EXERCISE PROMPT: Sort through the listing below and keep each line with the word "dotted". Copy those.

PROVIDED DATA:
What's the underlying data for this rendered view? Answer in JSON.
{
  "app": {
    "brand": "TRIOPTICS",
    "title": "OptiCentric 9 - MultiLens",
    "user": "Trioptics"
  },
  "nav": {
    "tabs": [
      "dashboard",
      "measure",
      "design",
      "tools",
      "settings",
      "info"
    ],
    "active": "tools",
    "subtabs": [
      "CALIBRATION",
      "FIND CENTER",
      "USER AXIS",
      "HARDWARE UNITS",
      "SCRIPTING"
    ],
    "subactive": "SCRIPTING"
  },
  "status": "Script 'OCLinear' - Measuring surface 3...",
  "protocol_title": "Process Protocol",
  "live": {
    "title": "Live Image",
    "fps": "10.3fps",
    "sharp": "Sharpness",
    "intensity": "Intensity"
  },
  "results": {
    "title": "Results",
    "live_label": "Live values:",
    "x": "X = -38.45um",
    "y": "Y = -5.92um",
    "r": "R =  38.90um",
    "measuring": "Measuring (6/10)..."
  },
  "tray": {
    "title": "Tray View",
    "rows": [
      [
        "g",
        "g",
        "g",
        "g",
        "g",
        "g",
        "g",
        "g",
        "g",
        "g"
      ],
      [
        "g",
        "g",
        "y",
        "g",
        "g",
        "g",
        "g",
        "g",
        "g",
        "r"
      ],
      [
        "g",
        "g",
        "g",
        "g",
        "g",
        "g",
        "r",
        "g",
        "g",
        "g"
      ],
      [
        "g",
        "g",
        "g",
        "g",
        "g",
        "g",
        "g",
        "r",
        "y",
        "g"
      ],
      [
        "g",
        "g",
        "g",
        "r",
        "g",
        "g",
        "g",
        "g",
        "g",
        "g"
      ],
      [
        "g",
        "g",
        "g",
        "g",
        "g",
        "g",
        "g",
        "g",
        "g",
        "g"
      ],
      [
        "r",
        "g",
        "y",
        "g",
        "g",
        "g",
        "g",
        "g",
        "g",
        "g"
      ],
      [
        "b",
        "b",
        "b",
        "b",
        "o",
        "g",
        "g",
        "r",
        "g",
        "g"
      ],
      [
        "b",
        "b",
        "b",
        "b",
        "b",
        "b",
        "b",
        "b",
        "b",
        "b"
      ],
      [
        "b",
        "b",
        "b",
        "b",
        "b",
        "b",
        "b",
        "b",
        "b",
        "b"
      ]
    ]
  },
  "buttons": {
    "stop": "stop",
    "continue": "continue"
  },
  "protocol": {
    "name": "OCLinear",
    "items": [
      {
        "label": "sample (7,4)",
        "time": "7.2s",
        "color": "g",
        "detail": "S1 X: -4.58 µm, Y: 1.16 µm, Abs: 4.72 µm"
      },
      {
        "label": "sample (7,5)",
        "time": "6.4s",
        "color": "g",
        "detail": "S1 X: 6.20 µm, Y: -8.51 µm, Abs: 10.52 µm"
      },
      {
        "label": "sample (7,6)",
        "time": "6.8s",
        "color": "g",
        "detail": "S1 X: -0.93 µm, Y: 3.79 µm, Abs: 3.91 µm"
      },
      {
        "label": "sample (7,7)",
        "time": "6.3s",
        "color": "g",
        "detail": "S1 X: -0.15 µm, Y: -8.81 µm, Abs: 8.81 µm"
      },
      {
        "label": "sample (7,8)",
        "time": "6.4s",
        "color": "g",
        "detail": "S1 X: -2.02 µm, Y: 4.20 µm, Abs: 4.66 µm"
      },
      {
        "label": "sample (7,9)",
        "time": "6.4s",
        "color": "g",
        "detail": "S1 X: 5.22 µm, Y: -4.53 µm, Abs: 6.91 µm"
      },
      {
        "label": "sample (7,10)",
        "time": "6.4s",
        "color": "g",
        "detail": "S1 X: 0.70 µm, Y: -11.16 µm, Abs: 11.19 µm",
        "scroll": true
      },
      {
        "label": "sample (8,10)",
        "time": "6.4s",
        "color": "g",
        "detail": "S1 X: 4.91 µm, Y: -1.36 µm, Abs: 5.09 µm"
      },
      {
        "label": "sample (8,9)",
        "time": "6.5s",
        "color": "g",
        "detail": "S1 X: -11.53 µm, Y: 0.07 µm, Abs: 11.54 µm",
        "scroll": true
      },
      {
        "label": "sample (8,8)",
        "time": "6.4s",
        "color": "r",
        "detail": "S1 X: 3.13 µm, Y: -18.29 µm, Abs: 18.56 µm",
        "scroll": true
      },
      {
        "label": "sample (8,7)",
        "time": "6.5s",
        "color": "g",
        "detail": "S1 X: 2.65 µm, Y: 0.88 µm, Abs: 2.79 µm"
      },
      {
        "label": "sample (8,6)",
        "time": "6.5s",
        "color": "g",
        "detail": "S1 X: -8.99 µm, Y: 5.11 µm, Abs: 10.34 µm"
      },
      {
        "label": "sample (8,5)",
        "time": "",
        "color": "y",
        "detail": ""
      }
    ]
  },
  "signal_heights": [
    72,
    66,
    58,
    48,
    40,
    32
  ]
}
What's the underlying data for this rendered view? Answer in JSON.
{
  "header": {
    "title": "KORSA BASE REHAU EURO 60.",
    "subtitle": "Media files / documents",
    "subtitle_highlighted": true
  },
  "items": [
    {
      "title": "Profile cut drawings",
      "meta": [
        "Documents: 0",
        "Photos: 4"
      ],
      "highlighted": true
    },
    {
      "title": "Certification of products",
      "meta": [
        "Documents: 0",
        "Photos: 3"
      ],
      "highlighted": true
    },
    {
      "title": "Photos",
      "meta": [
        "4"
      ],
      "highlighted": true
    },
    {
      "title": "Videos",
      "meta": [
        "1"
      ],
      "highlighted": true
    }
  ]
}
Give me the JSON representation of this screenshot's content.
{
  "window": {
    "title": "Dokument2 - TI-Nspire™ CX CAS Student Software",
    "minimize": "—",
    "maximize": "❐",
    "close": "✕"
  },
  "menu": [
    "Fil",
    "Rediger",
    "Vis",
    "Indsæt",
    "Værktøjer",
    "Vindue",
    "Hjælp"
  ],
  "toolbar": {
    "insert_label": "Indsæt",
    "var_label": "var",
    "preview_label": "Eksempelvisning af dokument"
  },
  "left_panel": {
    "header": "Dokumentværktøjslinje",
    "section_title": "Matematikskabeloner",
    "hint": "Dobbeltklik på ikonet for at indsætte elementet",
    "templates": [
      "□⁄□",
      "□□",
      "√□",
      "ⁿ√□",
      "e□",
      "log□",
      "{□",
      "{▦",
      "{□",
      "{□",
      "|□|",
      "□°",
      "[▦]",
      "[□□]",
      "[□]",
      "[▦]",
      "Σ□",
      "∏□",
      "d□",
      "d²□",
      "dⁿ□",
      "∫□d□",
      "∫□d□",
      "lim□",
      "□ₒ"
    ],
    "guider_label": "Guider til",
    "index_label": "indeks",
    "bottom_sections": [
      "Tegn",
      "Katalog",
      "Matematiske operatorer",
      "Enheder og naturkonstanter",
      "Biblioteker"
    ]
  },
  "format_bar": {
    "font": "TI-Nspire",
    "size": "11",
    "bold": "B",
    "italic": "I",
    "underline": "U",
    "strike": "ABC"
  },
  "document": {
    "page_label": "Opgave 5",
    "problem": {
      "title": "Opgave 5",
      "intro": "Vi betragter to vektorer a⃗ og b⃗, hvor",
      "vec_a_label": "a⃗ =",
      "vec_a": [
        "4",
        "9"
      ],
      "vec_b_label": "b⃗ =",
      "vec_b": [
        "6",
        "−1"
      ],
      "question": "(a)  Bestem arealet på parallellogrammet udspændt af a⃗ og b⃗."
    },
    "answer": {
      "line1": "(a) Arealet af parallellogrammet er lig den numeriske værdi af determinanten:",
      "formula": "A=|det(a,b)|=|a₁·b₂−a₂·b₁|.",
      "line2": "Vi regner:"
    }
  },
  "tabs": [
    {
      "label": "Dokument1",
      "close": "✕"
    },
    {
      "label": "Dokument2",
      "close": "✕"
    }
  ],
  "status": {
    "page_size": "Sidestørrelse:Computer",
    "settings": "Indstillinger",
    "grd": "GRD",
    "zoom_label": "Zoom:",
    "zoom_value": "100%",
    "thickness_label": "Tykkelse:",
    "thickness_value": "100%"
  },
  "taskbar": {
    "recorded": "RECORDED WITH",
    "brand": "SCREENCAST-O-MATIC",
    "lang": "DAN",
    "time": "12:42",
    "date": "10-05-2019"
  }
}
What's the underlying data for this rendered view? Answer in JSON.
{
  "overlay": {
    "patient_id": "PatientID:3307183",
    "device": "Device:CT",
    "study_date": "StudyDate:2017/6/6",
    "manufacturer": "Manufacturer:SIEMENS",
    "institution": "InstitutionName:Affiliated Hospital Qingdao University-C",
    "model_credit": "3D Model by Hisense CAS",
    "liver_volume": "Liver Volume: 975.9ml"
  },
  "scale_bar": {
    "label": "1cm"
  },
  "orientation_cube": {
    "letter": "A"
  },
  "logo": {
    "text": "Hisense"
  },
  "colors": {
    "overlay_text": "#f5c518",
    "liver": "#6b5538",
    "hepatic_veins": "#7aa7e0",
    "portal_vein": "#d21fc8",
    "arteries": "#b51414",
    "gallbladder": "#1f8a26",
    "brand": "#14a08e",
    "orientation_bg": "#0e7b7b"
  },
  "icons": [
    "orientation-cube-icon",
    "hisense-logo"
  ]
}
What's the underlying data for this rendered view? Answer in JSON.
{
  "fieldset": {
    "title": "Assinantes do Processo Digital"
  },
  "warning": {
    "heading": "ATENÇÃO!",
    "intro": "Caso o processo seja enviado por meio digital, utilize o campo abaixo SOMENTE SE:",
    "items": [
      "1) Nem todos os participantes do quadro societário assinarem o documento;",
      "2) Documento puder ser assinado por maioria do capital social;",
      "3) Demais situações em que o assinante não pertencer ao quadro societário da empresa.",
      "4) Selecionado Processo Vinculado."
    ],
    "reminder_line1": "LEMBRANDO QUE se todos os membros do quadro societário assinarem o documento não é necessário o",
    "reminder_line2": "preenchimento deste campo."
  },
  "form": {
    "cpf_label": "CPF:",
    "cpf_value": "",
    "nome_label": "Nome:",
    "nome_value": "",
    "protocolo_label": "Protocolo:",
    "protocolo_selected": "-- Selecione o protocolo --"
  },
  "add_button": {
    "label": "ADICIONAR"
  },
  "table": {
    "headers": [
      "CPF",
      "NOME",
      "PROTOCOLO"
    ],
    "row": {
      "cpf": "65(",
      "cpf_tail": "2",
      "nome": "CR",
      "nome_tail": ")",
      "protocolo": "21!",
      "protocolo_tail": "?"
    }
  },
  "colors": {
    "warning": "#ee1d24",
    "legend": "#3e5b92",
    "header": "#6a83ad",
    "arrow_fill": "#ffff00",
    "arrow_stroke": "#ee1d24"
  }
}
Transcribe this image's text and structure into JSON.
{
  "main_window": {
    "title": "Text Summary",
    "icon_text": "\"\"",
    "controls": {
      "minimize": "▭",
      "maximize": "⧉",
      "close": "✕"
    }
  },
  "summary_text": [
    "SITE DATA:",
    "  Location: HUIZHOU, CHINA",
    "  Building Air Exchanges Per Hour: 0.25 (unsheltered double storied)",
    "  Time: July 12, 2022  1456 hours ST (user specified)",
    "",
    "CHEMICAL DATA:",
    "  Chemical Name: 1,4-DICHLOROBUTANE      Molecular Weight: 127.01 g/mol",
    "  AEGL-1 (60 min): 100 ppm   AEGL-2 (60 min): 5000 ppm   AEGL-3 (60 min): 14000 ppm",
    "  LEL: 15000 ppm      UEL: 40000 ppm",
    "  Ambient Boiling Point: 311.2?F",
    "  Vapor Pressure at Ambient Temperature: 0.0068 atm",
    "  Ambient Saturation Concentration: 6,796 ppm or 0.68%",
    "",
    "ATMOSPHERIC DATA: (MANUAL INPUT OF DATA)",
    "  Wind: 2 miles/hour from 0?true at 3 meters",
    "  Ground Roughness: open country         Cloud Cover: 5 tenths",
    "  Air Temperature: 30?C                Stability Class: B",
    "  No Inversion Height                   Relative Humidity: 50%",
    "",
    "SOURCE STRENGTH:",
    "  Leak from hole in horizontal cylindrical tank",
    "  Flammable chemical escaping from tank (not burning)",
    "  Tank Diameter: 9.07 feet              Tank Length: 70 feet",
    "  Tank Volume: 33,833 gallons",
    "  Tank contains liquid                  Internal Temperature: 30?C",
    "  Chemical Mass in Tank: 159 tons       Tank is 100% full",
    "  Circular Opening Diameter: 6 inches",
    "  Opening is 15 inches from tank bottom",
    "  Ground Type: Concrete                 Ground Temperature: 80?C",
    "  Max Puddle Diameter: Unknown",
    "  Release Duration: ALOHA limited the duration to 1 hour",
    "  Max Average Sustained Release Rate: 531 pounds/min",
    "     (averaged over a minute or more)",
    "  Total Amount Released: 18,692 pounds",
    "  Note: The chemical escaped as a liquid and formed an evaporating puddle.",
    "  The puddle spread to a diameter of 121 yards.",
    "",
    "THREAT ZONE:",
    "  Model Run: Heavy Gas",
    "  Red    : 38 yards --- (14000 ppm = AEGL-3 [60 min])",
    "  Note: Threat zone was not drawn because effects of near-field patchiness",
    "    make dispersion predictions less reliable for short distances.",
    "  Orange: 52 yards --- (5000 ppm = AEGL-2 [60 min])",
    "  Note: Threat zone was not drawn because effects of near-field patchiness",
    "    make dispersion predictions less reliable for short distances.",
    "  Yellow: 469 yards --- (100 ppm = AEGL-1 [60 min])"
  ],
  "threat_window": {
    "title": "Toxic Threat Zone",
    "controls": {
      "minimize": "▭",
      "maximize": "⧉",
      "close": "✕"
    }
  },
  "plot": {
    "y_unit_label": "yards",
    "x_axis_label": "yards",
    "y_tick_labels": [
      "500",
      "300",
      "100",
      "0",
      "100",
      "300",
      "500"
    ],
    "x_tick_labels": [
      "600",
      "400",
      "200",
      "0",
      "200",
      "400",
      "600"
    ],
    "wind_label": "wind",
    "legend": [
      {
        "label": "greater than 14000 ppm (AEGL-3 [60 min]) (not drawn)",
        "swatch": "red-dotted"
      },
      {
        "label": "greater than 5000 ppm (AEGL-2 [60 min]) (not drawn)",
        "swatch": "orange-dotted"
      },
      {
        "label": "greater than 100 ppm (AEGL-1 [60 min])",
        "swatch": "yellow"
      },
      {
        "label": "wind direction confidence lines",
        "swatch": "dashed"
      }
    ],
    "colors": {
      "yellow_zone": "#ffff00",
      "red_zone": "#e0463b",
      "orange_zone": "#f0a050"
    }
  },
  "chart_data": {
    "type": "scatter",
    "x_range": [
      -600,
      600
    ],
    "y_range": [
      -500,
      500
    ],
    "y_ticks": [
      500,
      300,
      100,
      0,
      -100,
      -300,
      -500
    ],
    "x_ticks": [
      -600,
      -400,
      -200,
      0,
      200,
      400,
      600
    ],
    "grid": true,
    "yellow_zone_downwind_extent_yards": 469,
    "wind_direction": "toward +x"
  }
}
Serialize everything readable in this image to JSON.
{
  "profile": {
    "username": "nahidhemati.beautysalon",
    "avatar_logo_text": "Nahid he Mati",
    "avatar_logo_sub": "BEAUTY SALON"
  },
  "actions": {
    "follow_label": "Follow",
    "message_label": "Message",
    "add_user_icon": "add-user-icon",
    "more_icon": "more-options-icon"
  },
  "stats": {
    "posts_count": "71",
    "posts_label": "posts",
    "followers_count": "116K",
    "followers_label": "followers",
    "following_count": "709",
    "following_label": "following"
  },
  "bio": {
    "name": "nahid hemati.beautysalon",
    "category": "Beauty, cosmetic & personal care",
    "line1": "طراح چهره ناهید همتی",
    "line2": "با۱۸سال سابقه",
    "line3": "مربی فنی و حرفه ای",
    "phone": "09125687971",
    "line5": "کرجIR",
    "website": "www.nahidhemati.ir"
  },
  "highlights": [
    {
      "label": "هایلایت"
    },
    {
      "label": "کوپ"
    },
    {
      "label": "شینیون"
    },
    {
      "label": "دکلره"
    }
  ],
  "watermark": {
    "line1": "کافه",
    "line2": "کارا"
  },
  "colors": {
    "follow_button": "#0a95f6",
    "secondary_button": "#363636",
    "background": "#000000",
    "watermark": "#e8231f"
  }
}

ANSWER TO THIS TASK:
        "swatch": "red-dotted"
        "swatch": "orange-dotted"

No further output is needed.